One of the other kids in the class attempted to condense his long rambling, bewildering speech into something that resembled sense.  The teacher looked at him and said, "That's not right."
He then moved on to something else without ever answering the question.

My daughter has a high A in this class, but that's because she spends time outside of class teaching herself physics using the breadcrumbs this fellow stingily drops, the internet and her father's recollections of the subject.

On the other hand, I was in a school in the Chicagoland area a couple of weeks ago where the principal proudly announced that she has two Golden Apple teachers.  She had me peek into their classrooms.  The gym teacher was playing this wild game called 'Midnight Coyote.' (Don't google this unless you want to see a lot of websites of people hunting coyotes with bb guns at night, which I understand is illegal, but there you have it.)  Anyway, the entire gym is set up in some kind of maze/obstacle course, the kids move about sitting on these rolling boards and some are coyotes and some are hunters.  They move through this maze in the dark with glow sticks and dim lights.  It is a kind of tagging game.  The kids had a blast.  Apparently, the version that I saw is hailed as the best set up in the area.  People come to this school to observe him work with the kids.

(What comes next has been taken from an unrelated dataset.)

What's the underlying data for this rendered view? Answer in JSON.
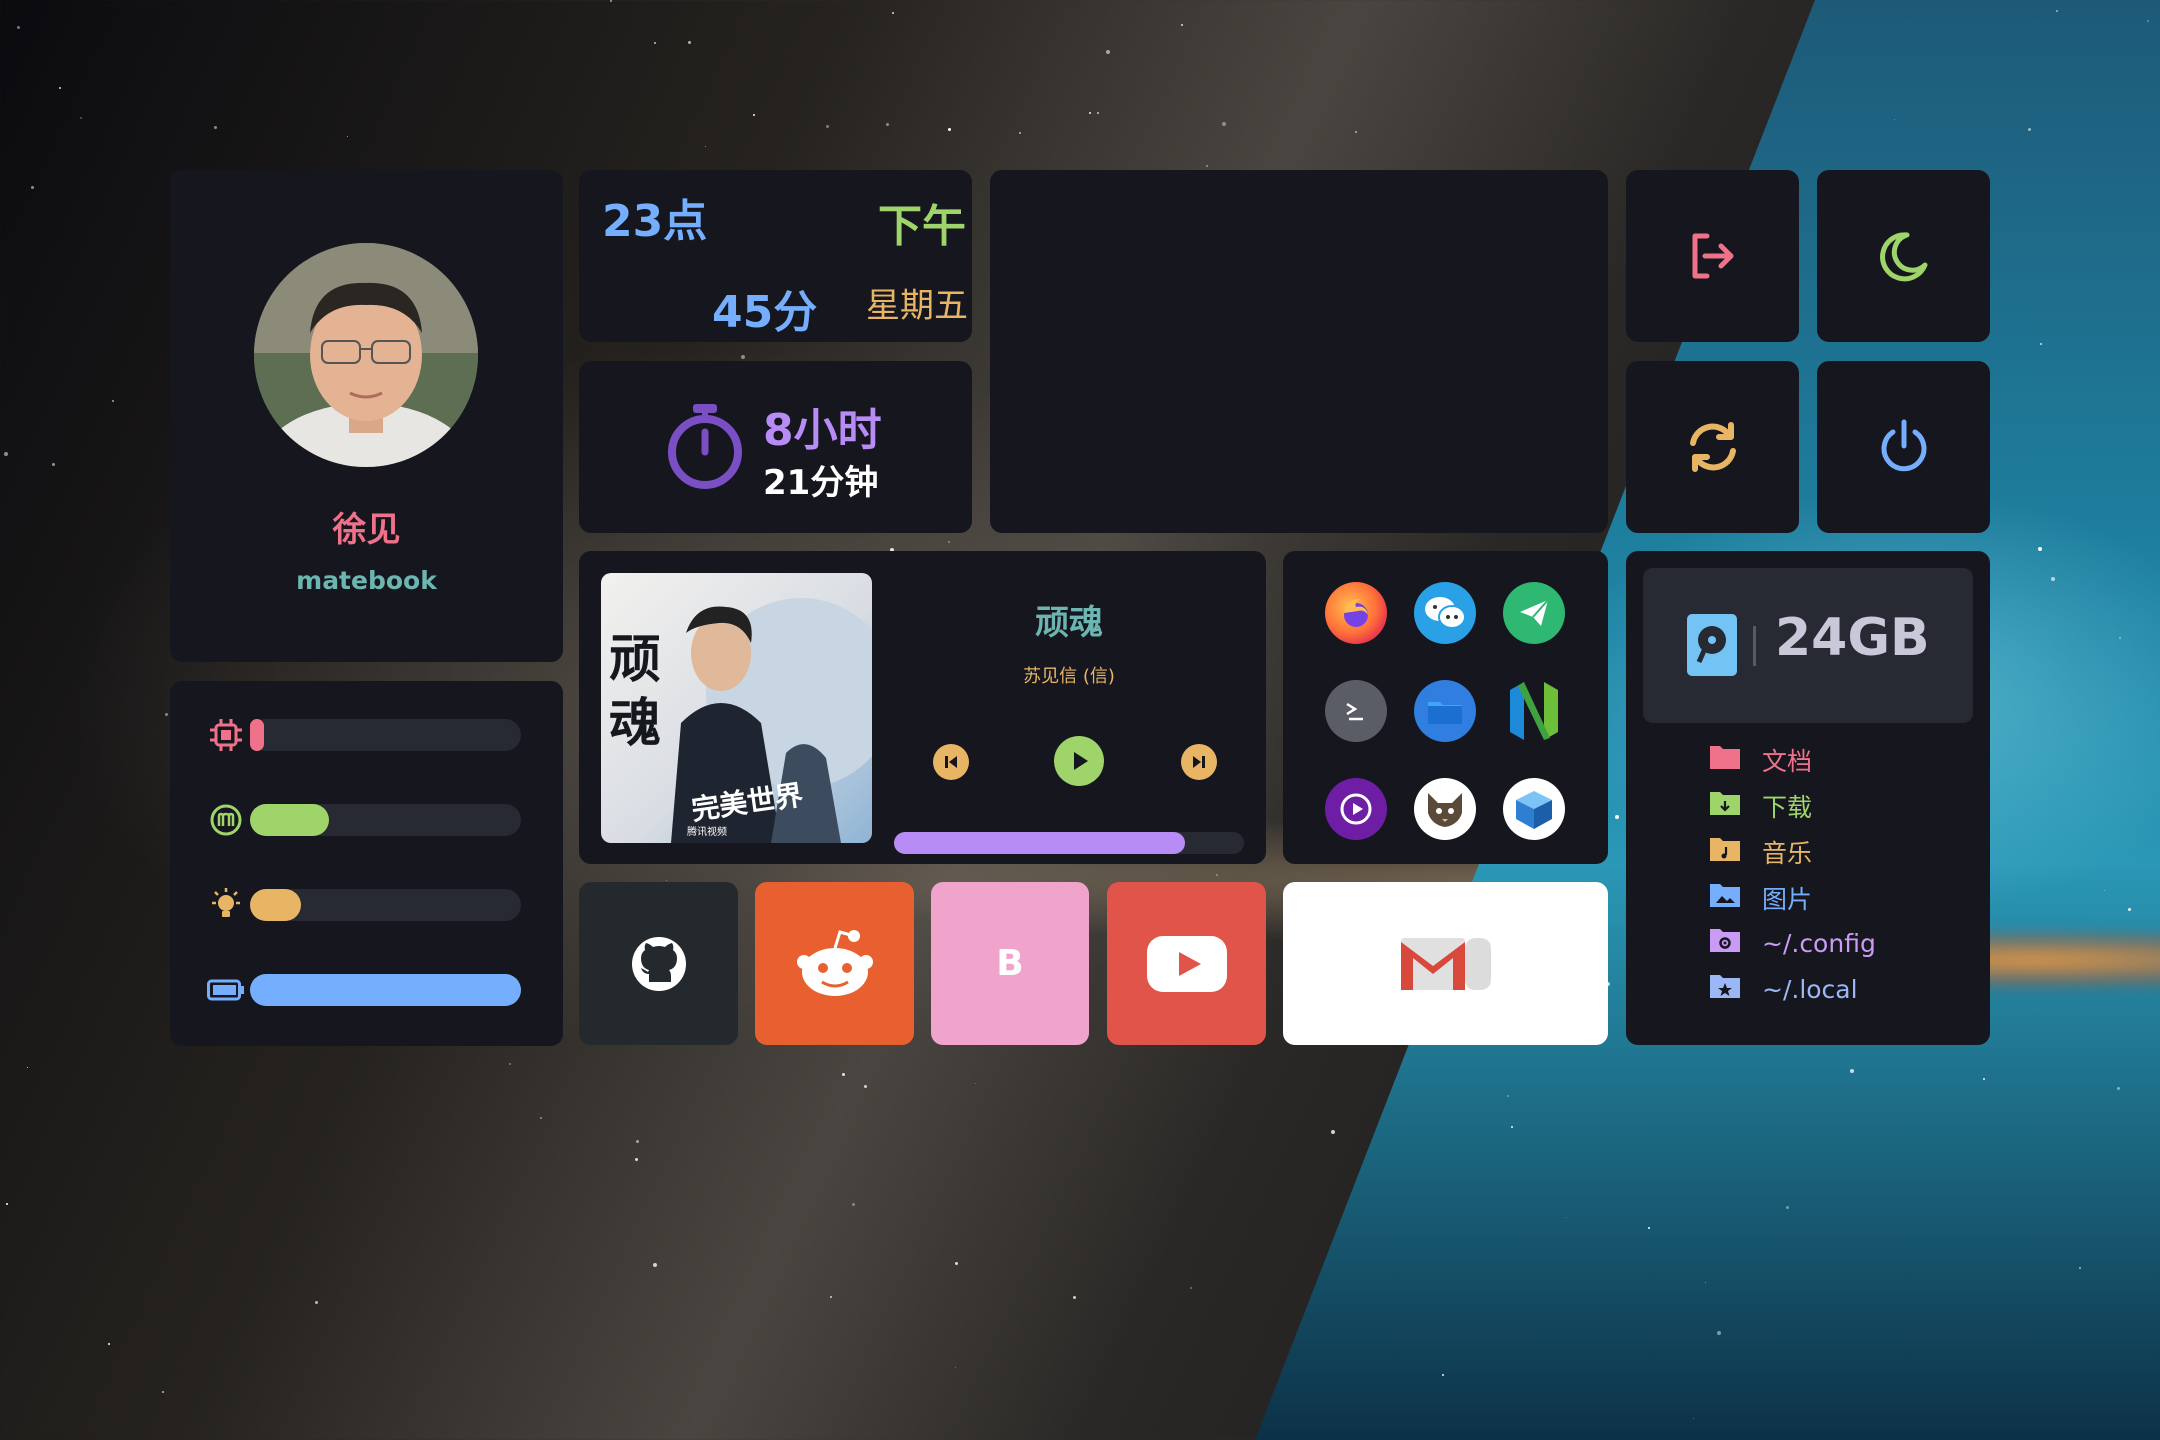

The other teacher was a second grade teacher.  The principal told me that she has to spend lots of time intervening with the higher ups about this teacher.  Her room was filled to brimming with books, charts and interesting games.  The kids were sprawled all over the classroom doing one on one and individual work with their books.  The teacher told me they were reinforcing basic reading skills that deal with contextual reading.  They were using a variety of books, no cookie cutter, 'everyone has to be doing the same thing at the same time' in her classroom.  There were word games and story games going on in this room.  Kids were writing, reading and interacting.  it was cool.  Her class scores off the charts consistently on the end of grade tests, but she doesn't teach to the tests, imagine.  Of course, her principal goes to bat for her and stands up to anyone who tries to make her conform.

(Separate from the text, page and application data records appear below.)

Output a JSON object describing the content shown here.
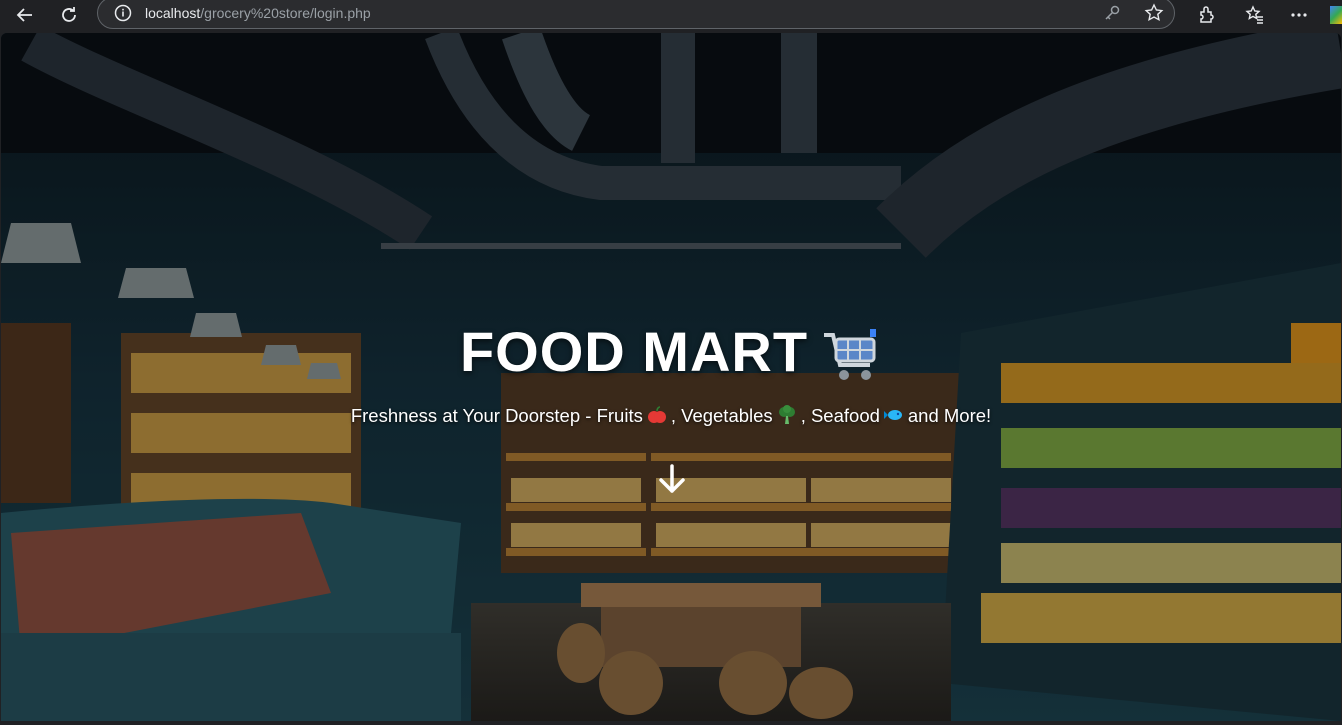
{
  "browser": {
    "url_host": "localhost",
    "url_path": "/grocery%20store/login.php",
    "icons": [
      "back-icon",
      "reload-icon",
      "info-icon",
      "key-icon",
      "star-icon",
      "extensions-icon",
      "favorites-icon",
      "more-icon"
    ]
  },
  "hero": {
    "title": "FOOD MART",
    "subtitle_parts": {
      "p1": "Freshness at Your Doorstep - Fruits",
      "p2": ", Vegetables",
      "p3": ", Seafood",
      "p4": "and More!"
    }
  },
  "colors": {
    "accent_blue": "#3b82f6",
    "text_white": "#ffffff",
    "browser_bg": "#202124"
  }
}
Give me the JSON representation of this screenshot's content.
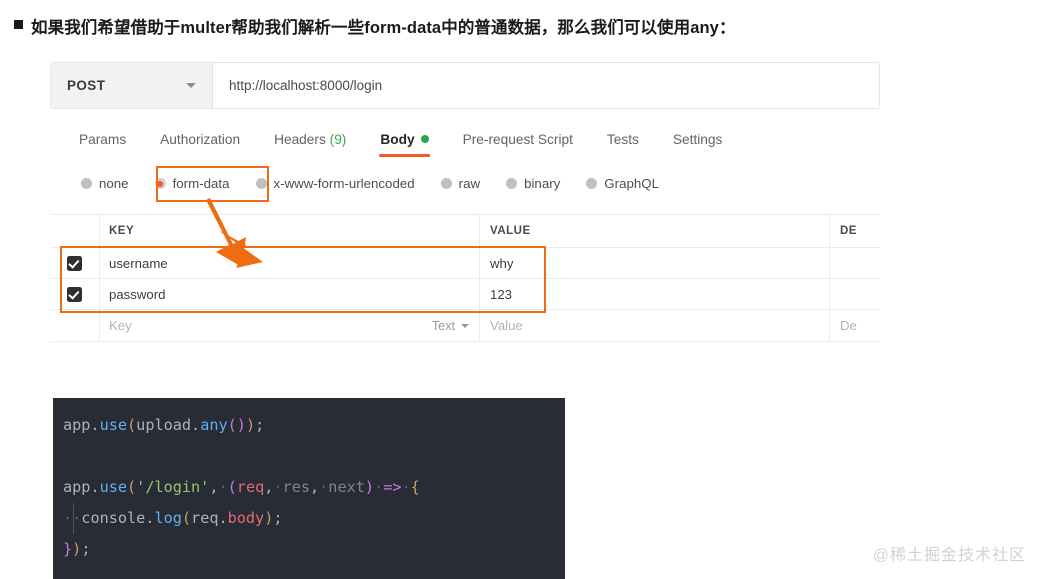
{
  "heading": {
    "text": "如果我们希望借助于multer帮助我们解析一些form-data中的普通数据，那么我们可以使用any："
  },
  "postman": {
    "request": {
      "method": "POST",
      "method_caret": "chevron-down-icon",
      "url": "http://localhost:8000/login"
    },
    "tabs": [
      {
        "label": "Params",
        "active": false
      },
      {
        "label": "Authorization",
        "active": false
      },
      {
        "label": "Headers",
        "count": "(9)",
        "active": false
      },
      {
        "label": "Body",
        "active": true,
        "indicator": "green-dot"
      },
      {
        "label": "Pre-request Script",
        "active": false
      },
      {
        "label": "Tests",
        "active": false
      },
      {
        "label": "Settings",
        "active": false
      }
    ],
    "body_types": [
      {
        "label": "none",
        "selected": false
      },
      {
        "label": "form-data",
        "selected": true
      },
      {
        "label": "x-www-form-urlencoded",
        "selected": false
      },
      {
        "label": "raw",
        "selected": false
      },
      {
        "label": "binary",
        "selected": false
      },
      {
        "label": "GraphQL",
        "selected": false
      }
    ],
    "table": {
      "headers": {
        "key": "KEY",
        "value": "VALUE",
        "description": "DE"
      },
      "rows": [
        {
          "checked": true,
          "key": "username",
          "value": "why",
          "description": ""
        },
        {
          "checked": true,
          "key": "password",
          "value": "123",
          "description": ""
        }
      ],
      "placeholder_row": {
        "key": "Key",
        "type": "Text",
        "type_caret": "chevron-down-icon",
        "value": "Value",
        "description": "De"
      }
    },
    "annotations": {
      "highlight_color": "#ef6c12",
      "arrow": "orange-arrow-pointing-to-table"
    }
  },
  "code": {
    "lines": [
      [
        {
          "t": "app.",
          "c": "plain"
        },
        {
          "t": "use",
          "c": "fn"
        },
        {
          "t": "(",
          "c": "paren1"
        },
        {
          "t": "upload.",
          "c": "plain"
        },
        {
          "t": "any",
          "c": "fn"
        },
        {
          "t": "(",
          "c": "paren2"
        },
        {
          "t": ")",
          "c": "paren2"
        },
        {
          "t": ")",
          "c": "paren1"
        },
        {
          "t": ";",
          "c": "plain"
        }
      ],
      [],
      [
        {
          "t": "app.",
          "c": "plain"
        },
        {
          "t": "use",
          "c": "fn"
        },
        {
          "t": "(",
          "c": "paren1"
        },
        {
          "t": "'/login'",
          "c": "str"
        },
        {
          "t": ",",
          "c": "plain"
        },
        {
          "t": "·",
          "c": "mid"
        },
        {
          "t": "(",
          "c": "paren2"
        },
        {
          "t": "req",
          "c": "prop"
        },
        {
          "t": ",",
          "c": "plain"
        },
        {
          "t": "·",
          "c": "mid"
        },
        {
          "t": "res",
          "c": "dim"
        },
        {
          "t": ",",
          "c": "plain"
        },
        {
          "t": "·",
          "c": "mid"
        },
        {
          "t": "next",
          "c": "dim"
        },
        {
          "t": ")",
          "c": "paren2"
        },
        {
          "t": "·",
          "c": "mid"
        },
        {
          "t": "=>",
          "c": "arrow"
        },
        {
          "t": "·",
          "c": "mid"
        },
        {
          "t": "{",
          "c": "paren1"
        }
      ],
      [
        {
          "t": "··",
          "c": "mid"
        },
        {
          "t": "console.",
          "c": "plain"
        },
        {
          "t": "log",
          "c": "fn"
        },
        {
          "t": "(",
          "c": "paren1"
        },
        {
          "t": "req.",
          "c": "plain"
        },
        {
          "t": "body",
          "c": "prop"
        },
        {
          "t": ")",
          "c": "paren1"
        },
        {
          "t": ";",
          "c": "plain"
        }
      ],
      [
        {
          "t": "}",
          "c": "paren2"
        },
        {
          "t": ")",
          "c": "paren1"
        },
        {
          "t": ";",
          "c": "plain"
        }
      ]
    ]
  },
  "watermark": {
    "text": "@稀土掘金技术社区"
  }
}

Teaching is extremely important.  I have no quick answers to how we make education better, but I know it starts with treating teachers with more respect, understanding how important they are and paying them what they are worth.  Let's acknowledge that we need them and that they are performing a service we need.

Can we create great teachers?  Maybe.
Can we create good teachers?  Definitely.
Can we give teachers the resources they need to teach?  That's the easy one.

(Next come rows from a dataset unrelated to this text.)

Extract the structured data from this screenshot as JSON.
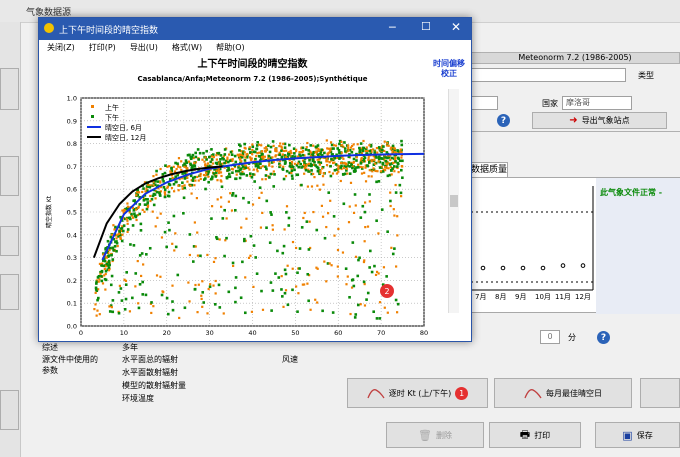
{
  "main": {
    "window_title": "气象数据源",
    "source_label": "Meteonorm 7.2 (1986-2005)",
    "type_label": "类型",
    "country_label": "国家",
    "country_value": "摩洛哥",
    "export_btn": "导出气象站点",
    "tab_quality": "数据质量",
    "quality_status": "此气象文件正常 -",
    "months": [
      "7月",
      "8月",
      "9月",
      "10月",
      "11月",
      "12月"
    ],
    "minutes_value": "0",
    "minutes_unit": "分",
    "left_labels": {
      "label1": "综述",
      "label2": "源文件中使用的参数",
      "value1": "多年",
      "params": [
        "水平面总的辐射",
        "水平面散射辐射",
        "模型的散射辐射量",
        "环境温度"
      ],
      "wind": "风速"
    },
    "btn_kt": "逐时 Kt (上/下午)",
    "btn_kt_badge": "1",
    "btn_best_day": "每月最佳晴空日",
    "btn_delete": "删除",
    "btn_print": "打印",
    "btn_save": "保存"
  },
  "dialog": {
    "title": "上下午时间段的晴空指数",
    "menu": [
      "关闭(Z)",
      "打印(P)",
      "导出(U)",
      "格式(W)",
      "帮助(O)"
    ],
    "time_shift_label": "时间偏移\n校正",
    "badge_text": "2"
  },
  "chart_data": {
    "type": "scatter",
    "title": "上下午时间段的晴空指数",
    "subtitle": "Casablanca/Anfa;Meteonorm 7.2 (1986-2005);Synthétique",
    "xlabel": "太阳高度角 [°]",
    "ylabel": "晴空指数 Kt",
    "xlim": [
      0,
      80
    ],
    "ylim": [
      0,
      1.0
    ],
    "xticks": [
      0,
      10,
      20,
      30,
      40,
      50,
      60,
      70,
      80
    ],
    "yticks": [
      0,
      0.1,
      0.2,
      0.3,
      0.4,
      0.5,
      0.6,
      0.7,
      0.8,
      0.9,
      1.0
    ],
    "grid": true,
    "legend_position": "top-left",
    "series": [
      {
        "name": "上午",
        "kind": "scatter",
        "color": "#f08000"
      },
      {
        "name": "下午",
        "kind": "scatter",
        "color": "#0a8a0a"
      },
      {
        "name": "晴空日, 6月",
        "kind": "line",
        "color": "#1030e0",
        "x": [
          5,
          10,
          15,
          20,
          25,
          30,
          35,
          40,
          45,
          50,
          55,
          60,
          65,
          70,
          75,
          80
        ],
        "y": [
          0.29,
          0.49,
          0.58,
          0.63,
          0.665,
          0.69,
          0.705,
          0.718,
          0.728,
          0.735,
          0.741,
          0.746,
          0.75,
          0.752,
          0.754,
          0.755
        ]
      },
      {
        "name": "晴空日, 12月",
        "kind": "line",
        "color": "#000000",
        "x": [
          3,
          6,
          9,
          12,
          15,
          18,
          21,
          24,
          27,
          30,
          33
        ],
        "y": [
          0.3,
          0.45,
          0.535,
          0.59,
          0.625,
          0.648,
          0.665,
          0.678,
          0.688,
          0.695,
          0.7
        ]
      }
    ]
  },
  "quality_chart": {
    "type": "scatter",
    "categories": [
      "7月",
      "8月",
      "9月",
      "10月",
      "11月",
      "12月"
    ],
    "values": [
      0.3,
      0.3,
      0.3,
      0.3,
      0.31,
      0.31
    ]
  }
}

If we started Kindergarten teachers on a salary of 90, 000 dollars a year, we'd get a wider variety of people trying to get those jobs.  We'd also put more value in them.

Businesses have different models.  Some succeed and some fail.  We need to learn to let teachers teach us how to educate children, not impose know nothing standards on them.

Nobody tells a basketball player that there is only one way to make a jump shot.
Nobody tells a painter there is only one way to create art.
Nobody tells storytellers there is only one right way to tell a folktale.

For heaven's sakes!  Let teachers teach!  Train teachers in the art of teaching!  Get out of the way and let them lead us!

Oh, and one more thing...teachers should out earn their administrative staff.  Not because these people aren't important, but because the support staff is support staff.  The superintendent should not out earn the teachers by three or four times.  You shouldn't be allowed to be a superintendent or a principal unless you've put in lots and lots of time in the classroom.  We break education when we break teaching.

End this madness and let us rebuild our system with teachers as our model for how to proceed!

Okay, I'm done.